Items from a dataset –
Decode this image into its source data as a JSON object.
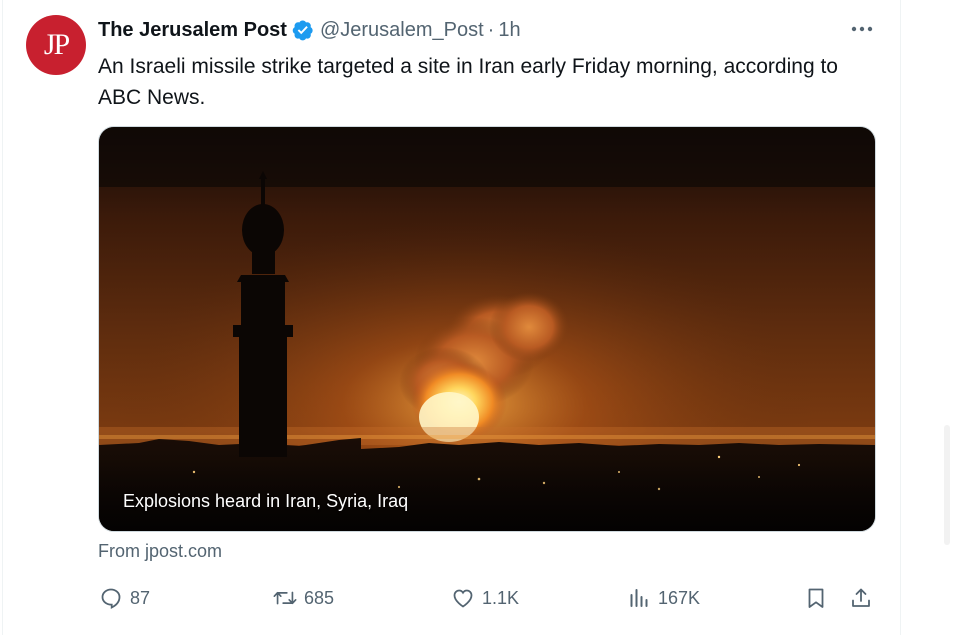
{
  "tweet": {
    "avatar_text": "JP",
    "display_name": "The Jerusalem Post",
    "handle": "@Jerusalem_Post",
    "separator": "·",
    "time": "1h",
    "text": "An Israeli missile strike targeted a site in Iran early Friday morning, according to ABC News.",
    "media_caption": "Explosions heard in Iran, Syria, Iraq",
    "source": "From jpost.com"
  },
  "actions": {
    "replies": "87",
    "retweets": "685",
    "likes": "1.1K",
    "views": "167K"
  },
  "icons": {
    "verified": "verified-badge-icon",
    "more": "more-options-icon",
    "reply": "reply-icon",
    "retweet": "retweet-icon",
    "like": "heart-icon",
    "views": "views-chart-icon",
    "bookmark": "bookmark-icon",
    "share": "share-icon"
  },
  "colors": {
    "avatar_bg": "#c8202f",
    "verified": "#1d9bf0",
    "secondary_text": "#536471",
    "primary_text": "#0f1419"
  }
}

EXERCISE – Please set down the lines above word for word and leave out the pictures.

COMPLETED EXERCISE –
Decode this image into its source data as a JSON object.
{
  "tweet": {
    "avatar_text": "JP",
    "display_name": "The Jerusalem Post",
    "handle": "@Jerusalem_Post",
    "separator": "·",
    "time": "1h",
    "text": "An Israeli missile strike targeted a site in Iran early Friday morning, according to ABC News.",
    "media_caption": "Explosions heard in Iran, Syria, Iraq",
    "source": "From jpost.com"
  },
  "actions": {
    "replies": "87",
    "retweets": "685",
    "likes": "1.1K",
    "views": "167K"
  },
  "icons": {
    "verified": "verified-badge-icon",
    "more": "more-options-icon",
    "reply": "reply-icon",
    "retweet": "retweet-icon",
    "like": "heart-icon",
    "views": "views-chart-icon",
    "bookmark": "bookmark-icon",
    "share": "share-icon"
  },
  "colors": {
    "avatar_bg": "#c8202f",
    "verified": "#1d9bf0",
    "secondary_text": "#536471",
    "primary_text": "#0f1419"
  }
}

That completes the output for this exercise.